-- Your objective --
Every line with the word "area" in it should be extracted from the data that follows.
*** Opening Data listing ***
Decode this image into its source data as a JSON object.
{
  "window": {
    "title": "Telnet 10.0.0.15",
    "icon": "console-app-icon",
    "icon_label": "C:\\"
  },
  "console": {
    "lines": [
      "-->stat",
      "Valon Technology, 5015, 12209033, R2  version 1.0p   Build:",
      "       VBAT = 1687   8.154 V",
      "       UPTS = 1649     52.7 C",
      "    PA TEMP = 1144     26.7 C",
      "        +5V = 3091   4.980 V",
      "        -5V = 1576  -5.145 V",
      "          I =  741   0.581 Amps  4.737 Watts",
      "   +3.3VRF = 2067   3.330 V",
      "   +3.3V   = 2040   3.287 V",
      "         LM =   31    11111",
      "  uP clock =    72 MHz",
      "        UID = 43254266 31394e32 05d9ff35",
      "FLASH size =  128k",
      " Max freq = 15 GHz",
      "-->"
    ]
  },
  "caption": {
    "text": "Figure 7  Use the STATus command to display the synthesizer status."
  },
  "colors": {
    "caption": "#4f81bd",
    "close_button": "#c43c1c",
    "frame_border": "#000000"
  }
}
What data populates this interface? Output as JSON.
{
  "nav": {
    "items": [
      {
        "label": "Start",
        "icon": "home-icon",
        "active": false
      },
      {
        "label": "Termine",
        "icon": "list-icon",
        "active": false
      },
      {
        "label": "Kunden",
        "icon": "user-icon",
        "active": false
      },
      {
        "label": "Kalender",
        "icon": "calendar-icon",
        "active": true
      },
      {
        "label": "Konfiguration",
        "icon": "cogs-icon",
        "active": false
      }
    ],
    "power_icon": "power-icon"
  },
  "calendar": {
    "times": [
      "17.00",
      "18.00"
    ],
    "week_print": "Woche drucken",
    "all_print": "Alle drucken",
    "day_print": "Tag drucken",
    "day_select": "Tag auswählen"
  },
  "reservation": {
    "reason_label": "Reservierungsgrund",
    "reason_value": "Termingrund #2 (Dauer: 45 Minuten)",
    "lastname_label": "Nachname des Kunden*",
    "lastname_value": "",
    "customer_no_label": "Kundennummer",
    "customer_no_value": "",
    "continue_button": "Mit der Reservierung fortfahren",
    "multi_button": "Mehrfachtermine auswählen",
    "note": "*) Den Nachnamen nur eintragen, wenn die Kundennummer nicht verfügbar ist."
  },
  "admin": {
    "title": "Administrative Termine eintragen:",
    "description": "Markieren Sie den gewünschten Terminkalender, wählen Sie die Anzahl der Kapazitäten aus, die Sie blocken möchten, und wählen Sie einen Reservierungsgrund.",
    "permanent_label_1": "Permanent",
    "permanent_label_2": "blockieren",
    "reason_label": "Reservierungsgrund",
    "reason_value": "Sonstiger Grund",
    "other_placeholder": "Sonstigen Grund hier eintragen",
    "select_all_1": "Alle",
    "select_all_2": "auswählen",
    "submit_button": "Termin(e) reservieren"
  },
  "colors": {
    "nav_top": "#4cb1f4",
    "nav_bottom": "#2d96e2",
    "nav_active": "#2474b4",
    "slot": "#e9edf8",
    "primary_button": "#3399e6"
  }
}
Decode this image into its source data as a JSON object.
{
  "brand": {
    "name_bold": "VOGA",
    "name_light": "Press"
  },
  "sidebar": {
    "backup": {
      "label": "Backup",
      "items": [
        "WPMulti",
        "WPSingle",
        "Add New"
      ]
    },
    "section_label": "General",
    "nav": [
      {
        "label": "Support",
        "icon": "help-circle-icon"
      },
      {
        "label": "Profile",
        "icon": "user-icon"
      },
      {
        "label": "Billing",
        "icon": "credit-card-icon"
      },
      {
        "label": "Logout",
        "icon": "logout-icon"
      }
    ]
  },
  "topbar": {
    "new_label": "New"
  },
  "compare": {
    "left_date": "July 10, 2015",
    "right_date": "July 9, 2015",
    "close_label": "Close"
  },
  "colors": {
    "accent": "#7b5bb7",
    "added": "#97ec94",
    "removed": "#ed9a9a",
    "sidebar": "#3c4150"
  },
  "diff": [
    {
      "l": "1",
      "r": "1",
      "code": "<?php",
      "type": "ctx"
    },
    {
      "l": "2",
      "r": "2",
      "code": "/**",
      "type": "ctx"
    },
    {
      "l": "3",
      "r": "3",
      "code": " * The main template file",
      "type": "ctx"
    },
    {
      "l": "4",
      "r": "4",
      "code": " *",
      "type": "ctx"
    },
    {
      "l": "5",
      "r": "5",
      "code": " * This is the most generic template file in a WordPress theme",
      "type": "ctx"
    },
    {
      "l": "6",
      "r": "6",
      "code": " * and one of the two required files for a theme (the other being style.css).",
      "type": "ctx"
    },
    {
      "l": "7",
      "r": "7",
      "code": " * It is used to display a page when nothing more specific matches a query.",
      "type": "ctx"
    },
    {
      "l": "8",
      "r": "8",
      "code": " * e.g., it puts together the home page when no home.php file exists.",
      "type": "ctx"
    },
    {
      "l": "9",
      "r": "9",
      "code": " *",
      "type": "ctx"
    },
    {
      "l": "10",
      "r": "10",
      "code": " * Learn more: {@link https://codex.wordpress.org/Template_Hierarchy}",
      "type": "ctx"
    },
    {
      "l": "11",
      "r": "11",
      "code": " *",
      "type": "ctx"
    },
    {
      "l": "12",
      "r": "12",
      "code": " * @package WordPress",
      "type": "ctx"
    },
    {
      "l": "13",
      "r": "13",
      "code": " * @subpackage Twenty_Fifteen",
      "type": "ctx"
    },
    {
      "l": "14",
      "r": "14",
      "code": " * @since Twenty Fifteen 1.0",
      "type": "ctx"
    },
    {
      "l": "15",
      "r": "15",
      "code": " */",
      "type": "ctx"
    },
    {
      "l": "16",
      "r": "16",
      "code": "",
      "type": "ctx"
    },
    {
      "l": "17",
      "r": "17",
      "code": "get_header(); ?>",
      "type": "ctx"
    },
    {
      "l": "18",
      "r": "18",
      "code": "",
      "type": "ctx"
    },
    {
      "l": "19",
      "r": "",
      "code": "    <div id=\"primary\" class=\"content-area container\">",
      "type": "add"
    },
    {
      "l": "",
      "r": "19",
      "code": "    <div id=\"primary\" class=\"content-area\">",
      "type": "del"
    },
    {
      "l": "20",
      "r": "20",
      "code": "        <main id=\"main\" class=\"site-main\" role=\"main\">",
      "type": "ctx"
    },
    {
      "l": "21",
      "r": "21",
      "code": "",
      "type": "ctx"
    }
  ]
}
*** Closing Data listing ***
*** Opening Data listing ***
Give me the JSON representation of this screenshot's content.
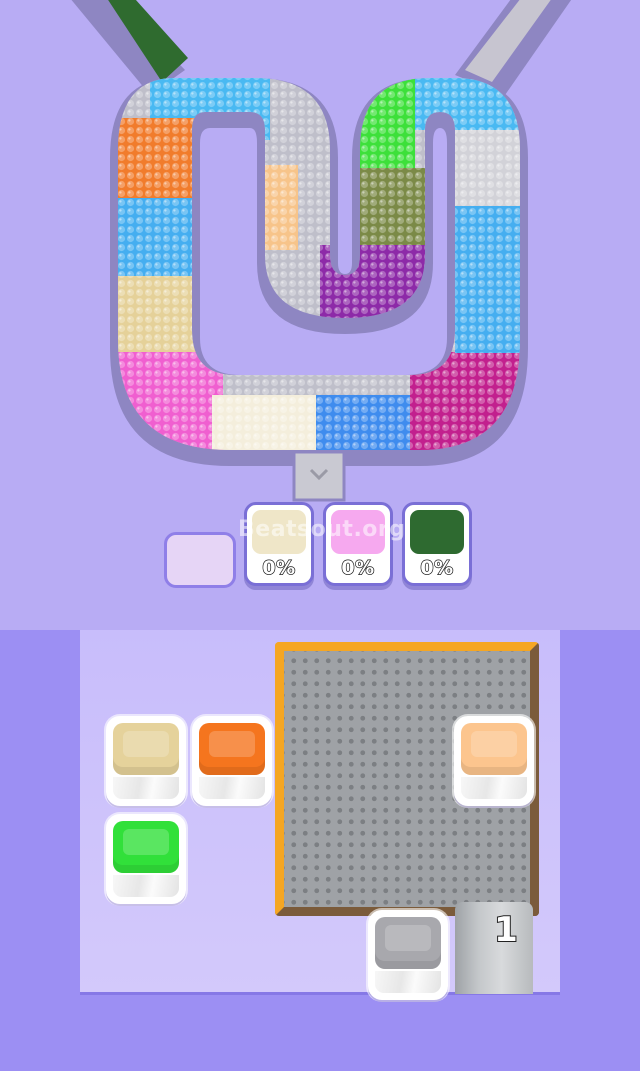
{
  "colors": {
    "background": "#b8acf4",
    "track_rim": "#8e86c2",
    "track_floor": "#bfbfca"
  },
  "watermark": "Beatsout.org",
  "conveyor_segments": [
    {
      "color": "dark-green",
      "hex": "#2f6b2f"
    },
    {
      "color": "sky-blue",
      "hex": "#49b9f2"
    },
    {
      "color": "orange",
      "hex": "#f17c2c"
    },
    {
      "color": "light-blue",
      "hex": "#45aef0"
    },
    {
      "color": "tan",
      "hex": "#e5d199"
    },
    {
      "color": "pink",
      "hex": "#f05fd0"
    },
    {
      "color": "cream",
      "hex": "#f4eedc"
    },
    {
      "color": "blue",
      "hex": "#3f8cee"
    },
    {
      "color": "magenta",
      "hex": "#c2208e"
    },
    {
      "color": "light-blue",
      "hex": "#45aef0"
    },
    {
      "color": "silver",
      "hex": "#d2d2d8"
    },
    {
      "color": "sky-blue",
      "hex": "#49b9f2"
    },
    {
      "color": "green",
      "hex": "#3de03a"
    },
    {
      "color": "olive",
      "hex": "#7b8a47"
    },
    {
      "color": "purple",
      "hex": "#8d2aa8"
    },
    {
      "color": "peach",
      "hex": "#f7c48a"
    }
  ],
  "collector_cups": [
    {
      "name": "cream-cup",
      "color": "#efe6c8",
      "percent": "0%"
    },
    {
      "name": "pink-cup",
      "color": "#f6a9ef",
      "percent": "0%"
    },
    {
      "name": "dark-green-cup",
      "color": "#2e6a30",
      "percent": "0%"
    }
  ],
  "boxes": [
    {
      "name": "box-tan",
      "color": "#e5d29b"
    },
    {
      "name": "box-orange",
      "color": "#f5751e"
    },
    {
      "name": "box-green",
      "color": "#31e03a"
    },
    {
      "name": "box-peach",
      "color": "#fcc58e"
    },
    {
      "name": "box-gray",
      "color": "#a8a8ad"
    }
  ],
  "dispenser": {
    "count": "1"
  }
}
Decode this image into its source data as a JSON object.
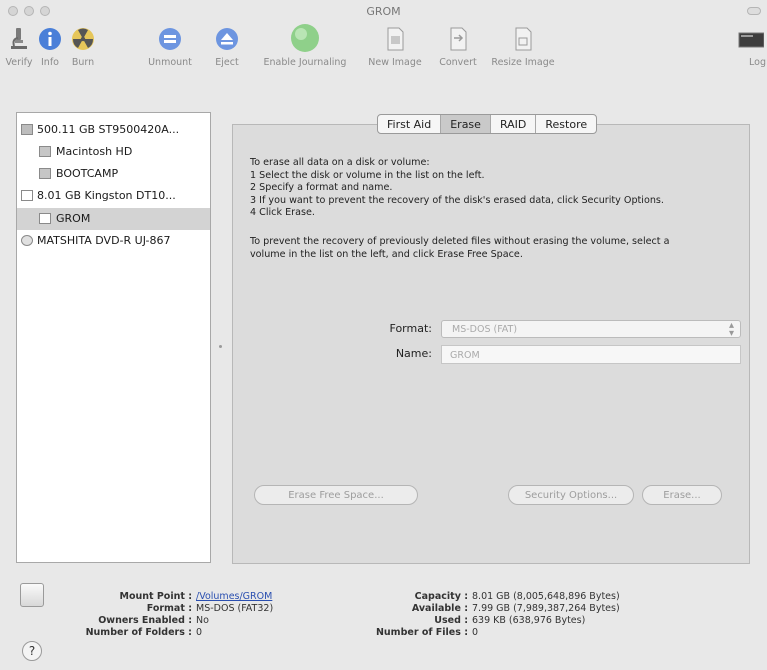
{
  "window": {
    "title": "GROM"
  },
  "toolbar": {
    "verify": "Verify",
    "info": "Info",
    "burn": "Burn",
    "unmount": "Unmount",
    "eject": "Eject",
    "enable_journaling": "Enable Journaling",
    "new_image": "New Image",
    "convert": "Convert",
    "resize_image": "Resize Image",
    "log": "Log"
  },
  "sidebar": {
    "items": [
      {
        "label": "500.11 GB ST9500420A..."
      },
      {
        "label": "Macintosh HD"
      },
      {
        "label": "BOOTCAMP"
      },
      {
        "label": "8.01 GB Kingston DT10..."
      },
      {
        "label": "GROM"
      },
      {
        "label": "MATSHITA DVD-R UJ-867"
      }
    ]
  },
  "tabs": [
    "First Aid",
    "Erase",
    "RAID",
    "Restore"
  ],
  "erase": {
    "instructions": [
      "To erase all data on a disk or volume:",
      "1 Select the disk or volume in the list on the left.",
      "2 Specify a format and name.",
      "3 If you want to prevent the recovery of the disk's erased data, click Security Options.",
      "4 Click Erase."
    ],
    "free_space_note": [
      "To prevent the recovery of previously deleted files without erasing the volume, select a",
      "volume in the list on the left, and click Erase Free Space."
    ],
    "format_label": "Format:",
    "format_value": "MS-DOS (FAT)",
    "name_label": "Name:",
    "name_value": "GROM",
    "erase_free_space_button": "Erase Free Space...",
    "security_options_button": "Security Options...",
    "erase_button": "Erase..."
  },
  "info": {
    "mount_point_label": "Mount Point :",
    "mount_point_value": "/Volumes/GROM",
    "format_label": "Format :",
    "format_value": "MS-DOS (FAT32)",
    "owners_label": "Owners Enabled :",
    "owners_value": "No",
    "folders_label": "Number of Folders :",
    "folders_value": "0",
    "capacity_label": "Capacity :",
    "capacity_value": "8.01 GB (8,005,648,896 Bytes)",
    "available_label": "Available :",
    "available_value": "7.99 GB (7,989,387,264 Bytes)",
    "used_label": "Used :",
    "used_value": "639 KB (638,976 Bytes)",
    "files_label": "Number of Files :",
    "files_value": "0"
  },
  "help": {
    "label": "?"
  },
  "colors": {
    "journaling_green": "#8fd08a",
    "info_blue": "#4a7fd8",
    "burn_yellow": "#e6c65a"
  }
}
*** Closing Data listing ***
-- Exercise result --
      "code": "    <div id=\"primary\" class=\"content-area container\">",
      "code": "    <div id=\"primary\" class=\"content-area\">",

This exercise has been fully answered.